By James A. Sneed, P.E.
Our first article discussed the four major steps involved in establishing a successful, sustainable inflow & infiltration (I/I) reduction program. The following two articles covered the first two steps, flow monitoring & prioritizing.
Now that you have the data to know where to focus your efforts, the fun begins! The heart of the I/I cycle is the Sanitary Sewer Evaluation Survey (SSES).
The SSES consists of four primary areas, each of which would merit its own article. Here, we will simply identify the task, purpose and some industry standards to use as guidelines. The four primary tasks in a good survey of your collection system are: physicals inspections, smoke testing, flow isolations, and Closed-Circuit Television Inspections (CCTV).
Physical inspection of the system is an essential and foundational part of the SSES. It is used to inventory the system, verify or develop accurate maps, access the condition of manholes, and provide nodes for data capturing and connectivity. Physical inspection is accomplished by opening each manhole, capturing the necessary physical data, and assigning a rehab priority. My suggestion for the first round is to keep it simple. Develop a simple numbering system, a basic inventory sheet, and keep the initial condition assessment to good, fair, or poor.
Smoke testing of main lines and laterals occurs by pushing smoke into the sanitary sewer collection system where rain induced I/I ranked high. The smoke will follow the path of least resistance, escape the system where there are deficiencies, and thus identify areas where extraneous flow can enter. There are various types of smoke, typically liquid or candle varieties are used in conjunction with blowers designed to push 1,700 to 3,000 cubic feet per minute (CFM) of air into the system. Three keys necessary for success are:
1) Notify the public and fire department
2) Choose a dry day where the ground is not saturated
3) Use sandbags so that you can direct the smoke, controlling the direction it moves for each set up
Flow isolations are conducted using weirs, 48 hours or more after a rain event. Use the hydrograph to verify that you are working with groundwater. Calculate the gallons per day per inch per mile (gpd/inch*mile) by measuring flow during late-night low-use periods when the groundwater table is elevated. Flow isolations can be extremely important in identifying the 10% of your system that should be inspected using CCTV.

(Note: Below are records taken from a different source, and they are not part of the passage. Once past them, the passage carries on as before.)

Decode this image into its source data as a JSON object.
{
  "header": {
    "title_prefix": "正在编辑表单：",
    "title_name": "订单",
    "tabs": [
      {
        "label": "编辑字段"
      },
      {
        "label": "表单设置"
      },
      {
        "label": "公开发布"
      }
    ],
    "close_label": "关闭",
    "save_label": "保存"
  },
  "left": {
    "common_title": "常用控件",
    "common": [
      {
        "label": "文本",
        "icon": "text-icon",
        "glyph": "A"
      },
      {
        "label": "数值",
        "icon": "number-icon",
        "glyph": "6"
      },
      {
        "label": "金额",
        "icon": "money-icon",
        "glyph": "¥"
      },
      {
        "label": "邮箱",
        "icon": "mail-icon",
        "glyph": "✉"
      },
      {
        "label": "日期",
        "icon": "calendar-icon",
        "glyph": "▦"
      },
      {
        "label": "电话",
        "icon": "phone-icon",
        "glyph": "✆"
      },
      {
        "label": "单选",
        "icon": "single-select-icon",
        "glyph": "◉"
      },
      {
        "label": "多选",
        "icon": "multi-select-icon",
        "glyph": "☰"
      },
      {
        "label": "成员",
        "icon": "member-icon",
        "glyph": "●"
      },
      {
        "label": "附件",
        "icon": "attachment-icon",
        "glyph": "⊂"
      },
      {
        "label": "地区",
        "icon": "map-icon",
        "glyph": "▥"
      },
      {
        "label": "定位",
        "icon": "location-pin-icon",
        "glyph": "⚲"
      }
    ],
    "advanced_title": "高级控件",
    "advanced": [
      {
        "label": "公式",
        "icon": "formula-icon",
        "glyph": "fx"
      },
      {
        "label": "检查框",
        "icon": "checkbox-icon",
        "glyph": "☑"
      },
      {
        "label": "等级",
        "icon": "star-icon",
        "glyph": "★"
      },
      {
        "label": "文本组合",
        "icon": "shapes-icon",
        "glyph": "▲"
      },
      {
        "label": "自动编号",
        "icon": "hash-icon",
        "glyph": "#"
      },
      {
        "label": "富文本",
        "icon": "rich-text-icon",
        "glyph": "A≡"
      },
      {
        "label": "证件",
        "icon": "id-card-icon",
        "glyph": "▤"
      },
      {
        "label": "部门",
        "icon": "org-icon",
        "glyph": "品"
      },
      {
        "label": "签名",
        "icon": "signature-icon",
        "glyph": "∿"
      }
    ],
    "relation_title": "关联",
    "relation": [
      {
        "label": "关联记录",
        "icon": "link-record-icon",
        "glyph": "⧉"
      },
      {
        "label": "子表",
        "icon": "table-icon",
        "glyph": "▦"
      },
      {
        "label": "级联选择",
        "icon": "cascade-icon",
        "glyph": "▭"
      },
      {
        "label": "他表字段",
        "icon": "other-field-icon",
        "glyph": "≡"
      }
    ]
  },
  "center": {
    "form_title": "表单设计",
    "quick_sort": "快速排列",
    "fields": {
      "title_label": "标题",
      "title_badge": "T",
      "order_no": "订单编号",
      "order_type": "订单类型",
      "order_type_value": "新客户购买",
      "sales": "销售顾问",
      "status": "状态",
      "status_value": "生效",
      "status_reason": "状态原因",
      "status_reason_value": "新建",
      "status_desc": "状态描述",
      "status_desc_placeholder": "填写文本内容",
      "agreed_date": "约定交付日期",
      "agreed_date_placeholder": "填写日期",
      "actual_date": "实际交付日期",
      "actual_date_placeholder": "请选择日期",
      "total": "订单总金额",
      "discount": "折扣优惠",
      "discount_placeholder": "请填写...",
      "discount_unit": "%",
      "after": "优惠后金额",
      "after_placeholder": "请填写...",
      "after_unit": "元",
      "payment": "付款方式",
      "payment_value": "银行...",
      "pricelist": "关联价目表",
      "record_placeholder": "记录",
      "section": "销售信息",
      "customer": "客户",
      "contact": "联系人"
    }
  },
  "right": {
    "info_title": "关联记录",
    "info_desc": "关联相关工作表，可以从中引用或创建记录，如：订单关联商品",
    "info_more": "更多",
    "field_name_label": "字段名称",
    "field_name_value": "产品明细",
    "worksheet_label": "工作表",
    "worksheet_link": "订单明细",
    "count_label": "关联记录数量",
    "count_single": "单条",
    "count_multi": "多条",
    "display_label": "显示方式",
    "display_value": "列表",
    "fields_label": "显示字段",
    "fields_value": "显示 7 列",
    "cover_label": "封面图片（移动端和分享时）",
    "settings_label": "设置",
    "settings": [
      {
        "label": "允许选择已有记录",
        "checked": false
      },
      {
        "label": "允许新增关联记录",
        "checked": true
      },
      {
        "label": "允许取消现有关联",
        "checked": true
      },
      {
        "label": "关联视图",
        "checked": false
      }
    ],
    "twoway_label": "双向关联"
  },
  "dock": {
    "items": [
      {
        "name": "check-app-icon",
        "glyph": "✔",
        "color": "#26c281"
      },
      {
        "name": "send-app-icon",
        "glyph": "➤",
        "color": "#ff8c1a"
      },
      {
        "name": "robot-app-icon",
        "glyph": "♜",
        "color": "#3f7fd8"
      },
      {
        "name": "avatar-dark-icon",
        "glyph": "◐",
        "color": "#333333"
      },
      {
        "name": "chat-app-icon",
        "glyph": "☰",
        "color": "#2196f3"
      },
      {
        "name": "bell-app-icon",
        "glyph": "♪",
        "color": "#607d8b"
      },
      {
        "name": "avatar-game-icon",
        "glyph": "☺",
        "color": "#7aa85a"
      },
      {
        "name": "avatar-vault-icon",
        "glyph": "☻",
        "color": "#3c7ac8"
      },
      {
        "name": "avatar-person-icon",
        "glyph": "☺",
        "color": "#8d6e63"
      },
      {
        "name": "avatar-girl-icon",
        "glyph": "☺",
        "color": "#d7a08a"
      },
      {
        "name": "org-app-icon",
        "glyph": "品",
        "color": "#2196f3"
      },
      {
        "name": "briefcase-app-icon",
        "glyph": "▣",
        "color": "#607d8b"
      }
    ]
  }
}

CCTV is the most expensive SSES tasks and can also tell you the most information about your underground asset. In addition to condition assessment, CCTV is used to pinpoint the type and location of customer service connections. It is important to focus CCTV work in the most critical areas in order to get the most “bang for your buck.”
The table below shows industry standards for performing the first round of an SSES in an I/I cycle. Remember the I/I cycle is a never ending and necessary process in the responsible operation of your collection system.
|Physical Inspection||Smoke Testing||Flow Isolations||Television Inspection|
The above table shows general guidelines intended to assist in planning and resource allocation in line with USEPA recommendations.